Some studies have suggested that drinking alcohol in moderation lowers the risk of dementia, but the evidence may have been prone to certain biases. A new study follows more than 9,000 people over a 23-year period to draw robust conclusions on the link between alcohol consumption and dementia risk.
As the world population grows increasingly older, more and more people are at risk of developing dementia.
In fact, according to recent estimates, almost 50 million people worldwide are currently living with dementia, and this number is expected to double every 2 decades, reaching over 130 million by 2050.
In this context, research into the risk factors for developing dementia is vital. From a lack of physical activity to high blood pressure and even sleep troubles, the range of dementia risk factors that are being uncovered by the latest studies is varied.
But what about alcohol? Some studies have suggested that moderate alcohol intake may have protective effects on the brain, whereas excessive consumption is thought to raise the risk of dementia.
However, most of these studies have looked only at alcohol intake in later life, without accounting for the lifetime consumption. Such an approach may have skewed the results.
So, a team of researchers from Inserm — the French National Institute of Health and Medical Research in Paris, France — in collaboration with scientists from University College London (UCL) in the United Kingdom set out to rectify this by looking at patterns of alcohol consumption from mid-life into old age.
The first author of the paper is Séverine Sabia, a researcher affiliated with both of the above institutions, and the findings were published in The BMJ.
Sabia and colleagues examined 9,087 study participants who were aged between 35 and 55 at the beginning of the study.
The team assessed their alcohol consumption and potential dependence regularly using standard questionnaires and by looking at alcohol-related hospital admissions.
For the purposes of the study, anything over 14 standard U.K. alcohol units per week counted as heavy drinking. In the U.K., a standard glass of wine counts as 1 unit of alcohol, and 14 weekly units is the maximum threshold for what is considered harmful drinking.
In the U.S., the Dietary Guidelines for Americans recommend that men should not drink more than two drinks per day and women should not exceed one drink per day.
The average follow-up period for the study was 23 years. During this time, 397 people developed dementia. Sabia and team accounted for various sociodemographic factors that may have influenced the results.
The findings revealed that both abstaining from alcohol in midlife and drinking heavily raised the risk of dementia when compared with light-to-moderate drinking.
More specifically, alcohol-related hospital admissions raised the risk of dementia by fourfold.

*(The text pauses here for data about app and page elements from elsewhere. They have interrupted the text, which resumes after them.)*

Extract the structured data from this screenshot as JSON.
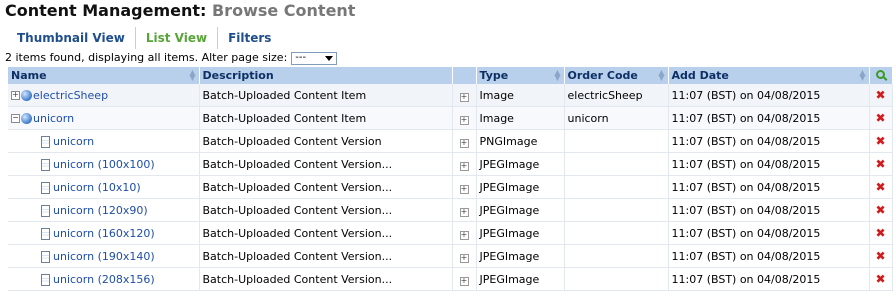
{
  "header": {
    "title_main": "Content Management:",
    "title_sub": "Browse Content"
  },
  "tabs": [
    {
      "label": "Thumbnail View",
      "active": false
    },
    {
      "label": "List View",
      "active": true
    },
    {
      "label": "Filters",
      "active": false
    }
  ],
  "info": {
    "text": "2 items found, displaying all items. Alter page size:",
    "page_size": "---"
  },
  "columns": {
    "name": "Name",
    "description": "Description",
    "type": "Type",
    "order_code": "Order Code",
    "add_date": "Add Date"
  },
  "rows": [
    {
      "expander": "+",
      "icon": "globe-icon",
      "name": "electricSheep",
      "description": "Batch-Uploaded Content Item",
      "type": "Image",
      "order_code": "electricSheep",
      "add_date": "11:07 (BST) on 04/08/2015"
    },
    {
      "expander": "−",
      "icon": "globe-icon",
      "name": "unicorn",
      "description": "Batch-Uploaded Content Item",
      "type": "Image",
      "order_code": "unicorn",
      "add_date": "11:07 (BST) on 04/08/2015"
    },
    {
      "expander": "",
      "icon": "document-icon",
      "name": "unicorn",
      "description": "Batch-Uploaded Content Version",
      "type": "PNGImage",
      "order_code": "",
      "add_date": "11:07 (BST) on 04/08/2015"
    },
    {
      "expander": "",
      "icon": "document-icon",
      "name": "unicorn (100x100)",
      "description": "Batch-Uploaded Content Version...",
      "type": "JPEGImage",
      "order_code": "",
      "add_date": "11:07 (BST) on 04/08/2015"
    },
    {
      "expander": "",
      "icon": "document-icon",
      "name": "unicorn (10x10)",
      "description": "Batch-Uploaded Content Version...",
      "type": "JPEGImage",
      "order_code": "",
      "add_date": "11:07 (BST) on 04/08/2015"
    },
    {
      "expander": "",
      "icon": "document-icon",
      "name": "unicorn (120x90)",
      "description": "Batch-Uploaded Content Version...",
      "type": "JPEGImage",
      "order_code": "",
      "add_date": "11:07 (BST) on 04/08/2015"
    },
    {
      "expander": "",
      "icon": "document-icon",
      "name": "unicorn (160x120)",
      "description": "Batch-Uploaded Content Version...",
      "type": "JPEGImage",
      "order_code": "",
      "add_date": "11:07 (BST) on 04/08/2015"
    },
    {
      "expander": "",
      "icon": "document-icon",
      "name": "unicorn (190x140)",
      "description": "Batch-Uploaded Content Version...",
      "type": "JPEGImage",
      "order_code": "",
      "add_date": "11:07 (BST) on 04/08/2015"
    },
    {
      "expander": "",
      "icon": "document-icon",
      "name": "unicorn (208x156)",
      "description": "Batch-Uploaded Content Version...",
      "type": "JPEGImage",
      "order_code": "",
      "add_date": "11:07 (BST) on 04/08/2015"
    }
  ],
  "row_action_icon": "delete-icon",
  "header_action_icon": "search-icon",
  "colors": {
    "header_bg": "#b9d0ec",
    "link": "#1f4ea8",
    "active_tab": "#59a43a",
    "delete": "#d11a1a"
  }
}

Long-term abstinence, on the other hand, also correlated with a higher risk of dementia, due to a higher incidence of cardiometabolic conditions.
Sabia and colleagues comment on the findings, saying that they “strengthen the evidence that excessive alcohol consumption is a risk factor for dementia.”
The results also “encourage use of lower thresholds of alcohol consumption in guidelines to promote cognitive health at older ages,” write the authors.
However, the researchers warn, the results of this study “should not motivate people who do not drink to start drinking given the known detrimental effects of alcohol consumption for mortality, neuropsychiatric disorders, cirrhosis of the liver, and cancer.”
In an editorial comment, Sevil Yasar, from the Johns Hopkins School of Medicine in Baltimore, MD, also weighs in on the findings.
“[A]lcohol consumption of 1-14 units/week may benefit brain health; however, alcohol choices must take into account all associated risks, including liver disease and cancer.”